*** Provided data ***

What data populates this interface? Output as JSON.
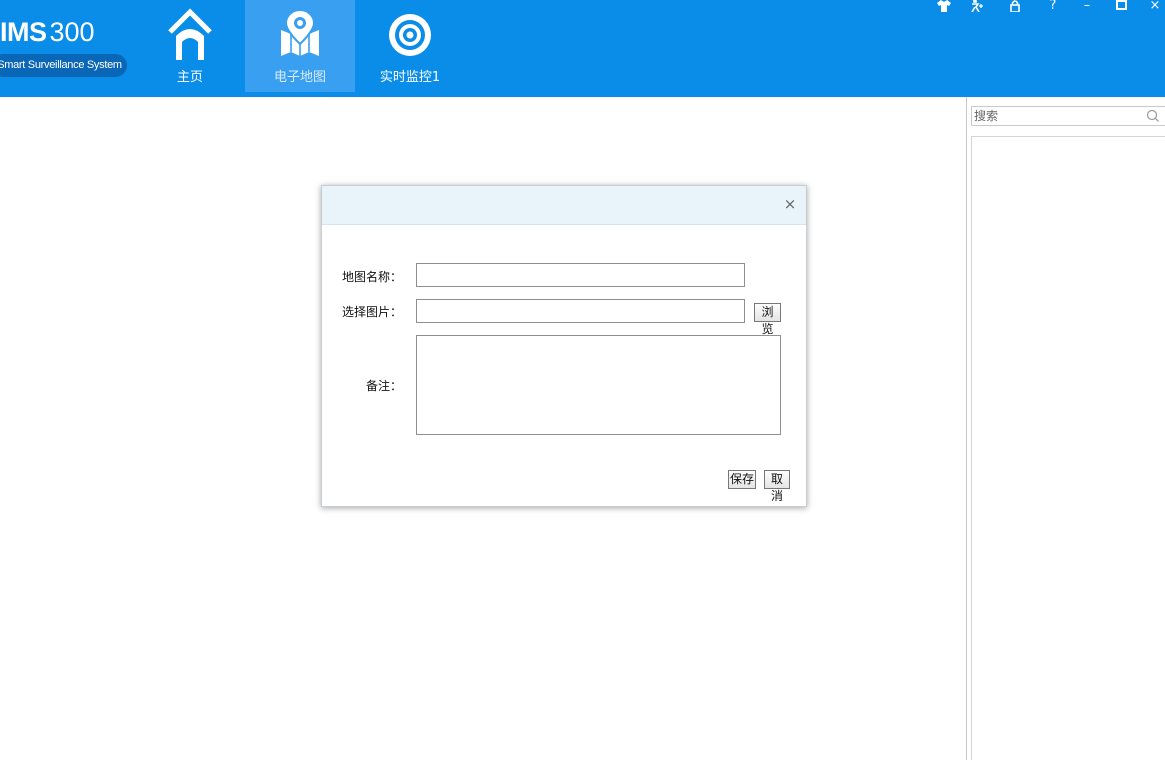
{
  "app": {
    "logo_title": "IMS",
    "logo_number": "300",
    "logo_subtitle": "Smart Surveillance System"
  },
  "nav": {
    "tabs": [
      {
        "label": "主页",
        "icon": "home-icon",
        "active": false
      },
      {
        "label": "电子地图",
        "icon": "map-icon",
        "active": true
      },
      {
        "label": "实时监控1",
        "icon": "monitor-target-icon",
        "active": false
      }
    ]
  },
  "window_controls": {
    "skin": "shirt-icon",
    "user": "user-switch-icon",
    "lock": "lock-icon",
    "help": "?",
    "minimize": "–",
    "maximize": "□",
    "close": "×"
  },
  "sidebar": {
    "search_placeholder": "搜索"
  },
  "dialog": {
    "close": "×",
    "map_name_label": "地图名称：",
    "map_name_value": "",
    "image_label": "选择图片：",
    "image_value": "",
    "browse_button": "浏览",
    "remark_label": "备注：",
    "remark_value": "",
    "save_button": "保存",
    "cancel_button": "取消"
  },
  "colors": {
    "topbar": "#0a8de9",
    "active_tab": "#399ff0",
    "dialog_header": "#e8f3fa"
  }
}
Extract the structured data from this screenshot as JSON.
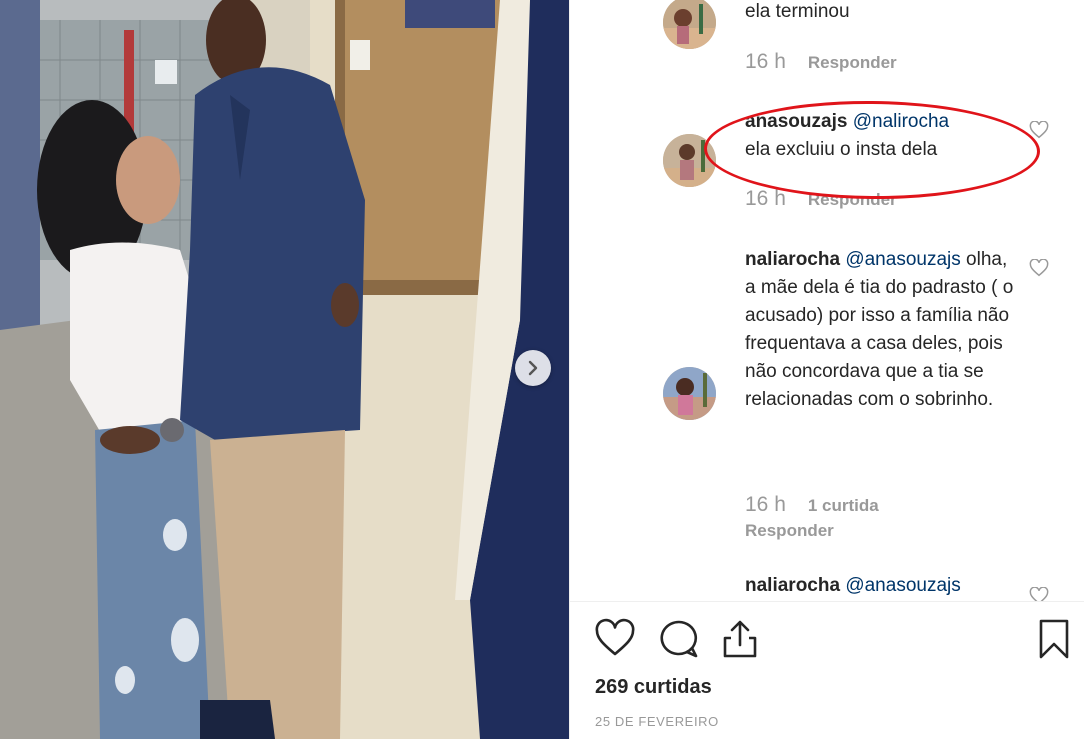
{
  "photo": {
    "next_icon": "chevron-right-icon"
  },
  "comments": [
    {
      "text": "ela terminou",
      "time": "16 h",
      "reply": "Responder"
    },
    {
      "user": "anasouzajs",
      "mention": "@nalirocha",
      "text": "ela excluiu o insta dela",
      "time": "16 h",
      "reply": "Responder"
    },
    {
      "user": "naliarocha",
      "mention": "@anasouzajs",
      "text": "olha, a mãe dela é tia do padrasto ( o acusado) por isso a família não frequentava a casa deles, pois não concordava que a tia se relacionadas com o sobrinho.",
      "time": "16 h",
      "likes": "1 curtida",
      "reply": "Responder"
    },
    {
      "user": "naliarocha",
      "mention": "@anasouzajs"
    }
  ],
  "actions": {
    "icons": [
      "heart-icon",
      "comment-icon",
      "share-icon",
      "bookmark-icon"
    ]
  },
  "post": {
    "likes": "269 curtidas",
    "date": "25 DE FEVEREIRO"
  },
  "colors": {
    "mention": "#003569",
    "meta": "#999999",
    "highlight": "#e0141a"
  }
}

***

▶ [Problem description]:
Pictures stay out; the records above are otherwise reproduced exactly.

▶ [Task solution]:
What data populates this interface? Output as JSON.
{
  "app": {
    "logo_title": "IMS",
    "logo_number": "300",
    "logo_subtitle": "Smart Surveillance System"
  },
  "nav": {
    "tabs": [
      {
        "label": "主页",
        "icon": "home-icon",
        "active": false
      },
      {
        "label": "电子地图",
        "icon": "map-icon",
        "active": true
      },
      {
        "label": "实时监控1",
        "icon": "monitor-target-icon",
        "active": false
      }
    ]
  },
  "window_controls": {
    "skin": "shirt-icon",
    "user": "user-switch-icon",
    "lock": "lock-icon",
    "help": "?",
    "minimize": "–",
    "maximize": "□",
    "close": "×"
  },
  "sidebar": {
    "search_placeholder": "搜索"
  },
  "dialog": {
    "close": "×",
    "map_name_label": "地图名称：",
    "map_name_value": "",
    "image_label": "选择图片：",
    "image_value": "",
    "browse_button": "浏览",
    "remark_label": "备注：",
    "remark_value": "",
    "save_button": "保存",
    "cancel_button": "取消"
  },
  "colors": {
    "topbar": "#0a8de9",
    "active_tab": "#399ff0",
    "dialog_header": "#e8f3fa"
  }
}
Extract the structured data from this screenshot as JSON.
{
  "photo": {
    "next_icon": "chevron-right-icon"
  },
  "comments": [
    {
      "text": "ela terminou",
      "time": "16 h",
      "reply": "Responder"
    },
    {
      "user": "anasouzajs",
      "mention": "@nalirocha",
      "text": "ela excluiu o insta dela",
      "time": "16 h",
      "reply": "Responder"
    },
    {
      "user": "naliarocha",
      "mention": "@anasouzajs",
      "text": "olha, a mãe dela é tia do padrasto ( o acusado) por isso a família não frequentava a casa deles, pois não concordava que a tia se relacionadas com o sobrinho.",
      "time": "16 h",
      "likes": "1 curtida",
      "reply": "Responder"
    },
    {
      "user": "naliarocha",
      "mention": "@anasouzajs"
    }
  ],
  "actions": {
    "icons": [
      "heart-icon",
      "comment-icon",
      "share-icon",
      "bookmark-icon"
    ]
  },
  "post": {
    "likes": "269 curtidas",
    "date": "25 DE FEVEREIRO"
  },
  "colors": {
    "mention": "#003569",
    "meta": "#999999",
    "highlight": "#e0141a"
  }
}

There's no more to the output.